In my From the Moon to the Stars (2019), I wrote, “I never met Yuri Gagarin, but I knew people who met him, like the late Capt. Eric Brown, John Brunner and Reginald Turnill; and I’ve met people who knew him, like Michael Lisun, the intended commander of Salyut 5”. I had the impression that Eric’s meeting with Gagarin had been little more than a handshake, like John Brunner’s, because they didn’t speak each other’s languages. But actually the meeting was at Eric’s office in the Admiralty, with an official interpreter, and the conversation grew warmer as it went on. One thing that left Eric unimpressed was that Gagarin had no active control during his flight in Vostok 1, where the only switch activated was for an emergency retrofire, taped over and never used. This may have been the beginning of Eric’s lack of interest in spaceflight, and may explain why he wasn’t more forthcoming to me about the meeting, out of politeness, knowing how deep my own interest was and is. He never mentioned Neil Armstrong to me, nor Alan Shepard, and I wonder now how he would have felt about the dedication on my book, where he and Scott Crossfield are ranked along with the various astronauts and cosmonauts that I’ve met.
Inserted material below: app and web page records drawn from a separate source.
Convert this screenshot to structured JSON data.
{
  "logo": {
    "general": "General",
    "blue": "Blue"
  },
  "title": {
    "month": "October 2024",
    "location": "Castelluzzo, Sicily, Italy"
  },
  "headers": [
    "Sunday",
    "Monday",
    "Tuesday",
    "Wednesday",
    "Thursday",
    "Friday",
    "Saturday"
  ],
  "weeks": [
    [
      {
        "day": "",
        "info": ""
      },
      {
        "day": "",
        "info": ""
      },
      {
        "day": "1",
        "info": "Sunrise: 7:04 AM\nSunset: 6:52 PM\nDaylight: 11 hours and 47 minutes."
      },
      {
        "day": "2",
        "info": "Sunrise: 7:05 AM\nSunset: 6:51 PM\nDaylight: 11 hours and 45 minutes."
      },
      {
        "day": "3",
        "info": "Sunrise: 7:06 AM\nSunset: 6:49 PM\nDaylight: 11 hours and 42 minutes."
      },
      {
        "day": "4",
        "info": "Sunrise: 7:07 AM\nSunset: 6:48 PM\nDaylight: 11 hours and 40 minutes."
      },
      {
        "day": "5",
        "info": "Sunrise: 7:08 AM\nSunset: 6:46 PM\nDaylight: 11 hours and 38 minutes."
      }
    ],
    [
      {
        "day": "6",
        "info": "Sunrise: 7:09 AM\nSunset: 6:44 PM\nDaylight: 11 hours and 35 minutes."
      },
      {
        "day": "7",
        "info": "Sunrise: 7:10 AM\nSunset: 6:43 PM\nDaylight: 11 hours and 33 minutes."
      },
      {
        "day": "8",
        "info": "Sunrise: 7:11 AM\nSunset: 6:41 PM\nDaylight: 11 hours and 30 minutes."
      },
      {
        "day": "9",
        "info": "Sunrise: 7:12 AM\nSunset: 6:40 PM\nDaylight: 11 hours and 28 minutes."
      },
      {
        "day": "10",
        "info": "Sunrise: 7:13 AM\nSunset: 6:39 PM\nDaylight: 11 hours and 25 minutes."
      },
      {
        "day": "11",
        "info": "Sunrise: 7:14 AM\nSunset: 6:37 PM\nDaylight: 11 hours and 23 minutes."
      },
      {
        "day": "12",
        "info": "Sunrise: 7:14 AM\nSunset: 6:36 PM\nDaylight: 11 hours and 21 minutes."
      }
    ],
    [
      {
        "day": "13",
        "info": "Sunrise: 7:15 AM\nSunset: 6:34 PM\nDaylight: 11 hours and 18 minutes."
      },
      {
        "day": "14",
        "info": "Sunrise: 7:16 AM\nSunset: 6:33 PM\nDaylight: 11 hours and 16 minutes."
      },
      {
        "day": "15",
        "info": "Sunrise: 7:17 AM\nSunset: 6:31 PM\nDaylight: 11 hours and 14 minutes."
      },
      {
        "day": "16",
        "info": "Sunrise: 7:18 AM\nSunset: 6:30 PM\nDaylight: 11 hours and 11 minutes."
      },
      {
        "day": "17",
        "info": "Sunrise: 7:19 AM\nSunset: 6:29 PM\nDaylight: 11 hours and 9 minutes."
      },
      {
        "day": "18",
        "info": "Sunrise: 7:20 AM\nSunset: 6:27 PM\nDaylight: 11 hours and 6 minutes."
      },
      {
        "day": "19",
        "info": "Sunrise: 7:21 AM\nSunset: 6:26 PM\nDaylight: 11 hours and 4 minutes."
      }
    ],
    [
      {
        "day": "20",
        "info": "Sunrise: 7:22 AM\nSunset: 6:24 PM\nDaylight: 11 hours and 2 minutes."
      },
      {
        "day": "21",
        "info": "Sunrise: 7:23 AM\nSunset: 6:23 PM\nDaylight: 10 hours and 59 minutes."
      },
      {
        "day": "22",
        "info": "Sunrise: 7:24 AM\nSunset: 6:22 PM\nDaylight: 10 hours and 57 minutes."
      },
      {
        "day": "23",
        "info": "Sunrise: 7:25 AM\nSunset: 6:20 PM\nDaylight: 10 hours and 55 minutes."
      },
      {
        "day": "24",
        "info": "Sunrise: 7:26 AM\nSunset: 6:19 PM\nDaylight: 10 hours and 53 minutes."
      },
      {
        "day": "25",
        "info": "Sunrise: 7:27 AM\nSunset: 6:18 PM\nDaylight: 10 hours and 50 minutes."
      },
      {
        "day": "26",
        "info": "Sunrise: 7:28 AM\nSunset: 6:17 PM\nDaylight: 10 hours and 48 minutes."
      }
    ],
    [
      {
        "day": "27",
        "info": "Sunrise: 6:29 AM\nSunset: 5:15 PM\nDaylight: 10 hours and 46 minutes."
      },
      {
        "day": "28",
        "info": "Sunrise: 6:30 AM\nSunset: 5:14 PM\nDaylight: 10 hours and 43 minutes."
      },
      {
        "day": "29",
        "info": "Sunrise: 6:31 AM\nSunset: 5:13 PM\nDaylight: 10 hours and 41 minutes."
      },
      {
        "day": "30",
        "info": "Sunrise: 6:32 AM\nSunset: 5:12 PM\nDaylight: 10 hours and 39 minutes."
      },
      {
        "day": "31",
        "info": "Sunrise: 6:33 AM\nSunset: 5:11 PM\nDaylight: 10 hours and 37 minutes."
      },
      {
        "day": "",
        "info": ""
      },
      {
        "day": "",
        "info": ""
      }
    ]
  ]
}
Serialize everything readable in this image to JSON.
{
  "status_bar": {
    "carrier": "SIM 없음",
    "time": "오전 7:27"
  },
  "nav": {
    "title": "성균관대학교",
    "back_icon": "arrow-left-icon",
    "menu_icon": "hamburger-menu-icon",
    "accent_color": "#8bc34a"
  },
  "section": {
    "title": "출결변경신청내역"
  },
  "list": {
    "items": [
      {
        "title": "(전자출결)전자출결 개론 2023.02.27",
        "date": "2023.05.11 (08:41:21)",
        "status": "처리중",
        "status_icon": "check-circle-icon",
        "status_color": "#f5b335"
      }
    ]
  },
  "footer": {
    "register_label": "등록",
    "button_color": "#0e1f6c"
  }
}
Talking of books, however, Paul Beaver has cleared up one minor mystery for me. When he gave me a copy of Wings on My Sleeve, Eric took it back off me to make sure it was the second edition. He said it was because the second edition contained details of the Spitfire rocket-launch, on which he’d just been lecturing, but actually there was only a photograph. It turns out that the first edition was ghost-written, for Royal Navy public relations, and the second contains much more of his own words – including his incorrect account of his adoptive father’s RFC background, curiously enough. But I’ve also learned that there are four other books, including a collaboration with Neil Armstrong on close calls in flying, titled Too Close for Comfort: One Man’s Close Encounters of the Terminal Kind (Blacker, 2015). Now that is one I must get hold of!